The Center for Circuit & System Solutions (C2S2), a $19.4M MARCO Focus Center, is jointly funded by the US semiconductor industry and US Department of Defense. Directed by Professor Rob Rutenbar, C2S2 is a consortium of America's best research universities, working to develop long-range design solutions for next-generation circuits, systems built from circuits, and the software that runs on them.

Led by Professor Pradeep Khosla, a university-wide, multidisciplinary initiative known as Carnegie Mellon CyLab is launched. The multimillion-dollar public–private center is aimed at developing new technologies to secure national infrastructure and educate individuals at all levels.

The Center for Wireless and Broadband Networking (CWBN) is established under the leadership of Professor Daniel Stancil. CWBN is an interdisciplinary center for research and education in advanced networking concepts and systems, with an emphasis on industrial relevance.

Professor Ed Schlesinger steps down after eight years as associate department head to lead the DSSC. At the end of its 11-year term as an ERC, the DSSC successfully transitions to a self-sustaining research organization with continuing large-scale industrial support. Annual DSSC funding is more than $5M.

Carnegie Mellon University and Taiwanese officials establish research and educational outreach programs with the Industrial Technology Research Institute (ITRI). Research at the government-sponsored ITRI Lab@CMU focuses on circuit design and applications in communication, information technology, computer and consumer electronics, and multimedia. ITRI@CMU is directed by Professor Tsuhan Chen.

ECE hires its first director of alumni and student relations.

In Spring 2004, the first class graduates from the Athens Institute of Technology with master's degrees in information networking.

Pradeep Khosla becomes dean of engineering in the summer of 2004. Vijayakumar Bhagavatula (Kumar) serves as interim department head.

Ed Schlesinger becomes ECE's tenth department head in Spring 2005.

Professor Jimmy Zhu becomes the new director of the DSSC, with Professor James Bain as the associate director.

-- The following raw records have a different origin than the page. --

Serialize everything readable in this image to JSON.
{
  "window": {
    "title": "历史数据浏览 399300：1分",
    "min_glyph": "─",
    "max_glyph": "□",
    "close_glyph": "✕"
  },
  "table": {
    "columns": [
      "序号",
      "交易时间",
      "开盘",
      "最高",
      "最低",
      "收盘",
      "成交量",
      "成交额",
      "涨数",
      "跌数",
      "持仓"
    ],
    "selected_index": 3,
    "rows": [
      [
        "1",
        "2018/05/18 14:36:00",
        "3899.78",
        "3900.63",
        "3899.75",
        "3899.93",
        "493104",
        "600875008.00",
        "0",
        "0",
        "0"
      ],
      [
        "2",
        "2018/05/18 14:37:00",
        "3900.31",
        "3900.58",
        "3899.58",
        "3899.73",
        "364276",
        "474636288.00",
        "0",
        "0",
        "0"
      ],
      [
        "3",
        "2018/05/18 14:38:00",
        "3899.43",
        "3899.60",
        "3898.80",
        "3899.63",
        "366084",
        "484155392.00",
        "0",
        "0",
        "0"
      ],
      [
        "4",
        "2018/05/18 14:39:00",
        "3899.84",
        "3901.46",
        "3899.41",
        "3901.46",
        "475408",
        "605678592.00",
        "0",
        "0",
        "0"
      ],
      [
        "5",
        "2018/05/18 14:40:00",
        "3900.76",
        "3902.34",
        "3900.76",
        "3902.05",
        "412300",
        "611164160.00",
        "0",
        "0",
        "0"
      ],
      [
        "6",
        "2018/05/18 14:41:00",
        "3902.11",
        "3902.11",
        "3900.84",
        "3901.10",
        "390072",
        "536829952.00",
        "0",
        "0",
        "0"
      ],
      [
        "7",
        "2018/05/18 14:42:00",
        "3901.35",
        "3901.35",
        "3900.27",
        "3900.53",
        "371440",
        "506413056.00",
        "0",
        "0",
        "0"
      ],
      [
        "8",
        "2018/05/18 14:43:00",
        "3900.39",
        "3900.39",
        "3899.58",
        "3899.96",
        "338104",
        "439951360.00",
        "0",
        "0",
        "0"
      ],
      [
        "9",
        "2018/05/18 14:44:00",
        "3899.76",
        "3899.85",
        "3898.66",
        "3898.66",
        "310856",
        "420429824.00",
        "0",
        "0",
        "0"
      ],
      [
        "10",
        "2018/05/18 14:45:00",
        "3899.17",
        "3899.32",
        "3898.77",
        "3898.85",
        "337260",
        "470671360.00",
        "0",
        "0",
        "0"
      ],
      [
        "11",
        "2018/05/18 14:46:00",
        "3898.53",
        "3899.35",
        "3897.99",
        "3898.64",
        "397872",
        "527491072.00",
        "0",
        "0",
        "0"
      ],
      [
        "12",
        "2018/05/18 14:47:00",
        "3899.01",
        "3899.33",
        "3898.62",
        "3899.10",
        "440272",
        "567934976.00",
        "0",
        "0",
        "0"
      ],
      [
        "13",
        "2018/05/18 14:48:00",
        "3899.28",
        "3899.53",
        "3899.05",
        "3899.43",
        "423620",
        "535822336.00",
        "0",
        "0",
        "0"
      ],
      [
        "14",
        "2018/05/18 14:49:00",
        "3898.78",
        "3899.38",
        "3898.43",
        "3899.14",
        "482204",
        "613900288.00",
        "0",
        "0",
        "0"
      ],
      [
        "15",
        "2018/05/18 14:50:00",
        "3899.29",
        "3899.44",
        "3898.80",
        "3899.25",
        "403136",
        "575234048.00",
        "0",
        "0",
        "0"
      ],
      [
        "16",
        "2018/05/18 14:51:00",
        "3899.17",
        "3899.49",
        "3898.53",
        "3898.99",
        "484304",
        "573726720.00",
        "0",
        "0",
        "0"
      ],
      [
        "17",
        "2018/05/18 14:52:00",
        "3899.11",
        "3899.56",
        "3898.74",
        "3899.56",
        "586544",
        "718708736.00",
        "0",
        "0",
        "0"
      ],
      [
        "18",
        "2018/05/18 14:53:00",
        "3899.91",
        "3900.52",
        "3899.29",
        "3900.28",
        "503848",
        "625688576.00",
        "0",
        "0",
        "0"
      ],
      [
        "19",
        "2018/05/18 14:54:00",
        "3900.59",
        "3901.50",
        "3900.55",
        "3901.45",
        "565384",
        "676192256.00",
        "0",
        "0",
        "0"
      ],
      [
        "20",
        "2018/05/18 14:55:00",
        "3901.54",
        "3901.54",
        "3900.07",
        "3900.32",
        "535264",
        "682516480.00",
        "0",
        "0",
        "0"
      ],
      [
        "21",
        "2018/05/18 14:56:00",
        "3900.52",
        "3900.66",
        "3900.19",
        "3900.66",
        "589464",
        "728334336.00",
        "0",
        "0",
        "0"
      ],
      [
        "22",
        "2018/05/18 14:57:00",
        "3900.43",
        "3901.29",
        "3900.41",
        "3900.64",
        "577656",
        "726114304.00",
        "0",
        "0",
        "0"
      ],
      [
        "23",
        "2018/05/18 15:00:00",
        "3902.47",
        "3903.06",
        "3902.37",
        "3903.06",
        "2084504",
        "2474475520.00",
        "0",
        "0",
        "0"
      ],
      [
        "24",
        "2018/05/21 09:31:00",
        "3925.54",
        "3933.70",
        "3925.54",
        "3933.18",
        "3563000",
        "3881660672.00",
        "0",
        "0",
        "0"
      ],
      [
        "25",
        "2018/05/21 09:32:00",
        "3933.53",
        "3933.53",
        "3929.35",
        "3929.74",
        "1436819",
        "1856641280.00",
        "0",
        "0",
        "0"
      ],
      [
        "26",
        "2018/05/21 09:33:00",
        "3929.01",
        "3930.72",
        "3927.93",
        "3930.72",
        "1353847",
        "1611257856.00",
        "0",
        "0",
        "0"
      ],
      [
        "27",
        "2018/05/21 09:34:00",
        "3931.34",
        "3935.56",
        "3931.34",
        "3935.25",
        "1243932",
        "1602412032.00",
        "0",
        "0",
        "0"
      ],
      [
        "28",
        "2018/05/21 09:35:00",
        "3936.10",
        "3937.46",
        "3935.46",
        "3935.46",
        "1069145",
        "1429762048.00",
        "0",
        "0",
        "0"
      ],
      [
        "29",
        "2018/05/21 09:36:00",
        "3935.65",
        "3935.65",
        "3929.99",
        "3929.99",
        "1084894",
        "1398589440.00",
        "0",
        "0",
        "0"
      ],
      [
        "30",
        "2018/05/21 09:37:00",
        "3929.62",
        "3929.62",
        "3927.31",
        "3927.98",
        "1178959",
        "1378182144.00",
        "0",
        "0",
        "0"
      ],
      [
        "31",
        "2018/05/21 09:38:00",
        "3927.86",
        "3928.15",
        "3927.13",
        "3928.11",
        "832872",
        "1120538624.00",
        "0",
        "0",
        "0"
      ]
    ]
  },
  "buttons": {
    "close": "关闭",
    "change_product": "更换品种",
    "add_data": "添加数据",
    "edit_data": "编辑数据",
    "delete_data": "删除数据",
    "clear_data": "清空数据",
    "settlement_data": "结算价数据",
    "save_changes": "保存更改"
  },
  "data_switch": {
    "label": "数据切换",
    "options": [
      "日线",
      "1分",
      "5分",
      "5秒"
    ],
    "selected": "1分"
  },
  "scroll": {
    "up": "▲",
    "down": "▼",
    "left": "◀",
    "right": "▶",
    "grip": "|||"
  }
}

Jelena Kovačević becomes ECE's first female and eleventh department head in Spring 2014.

Larry Pileggi becomes ECE's twelfth department head in Spring 2019.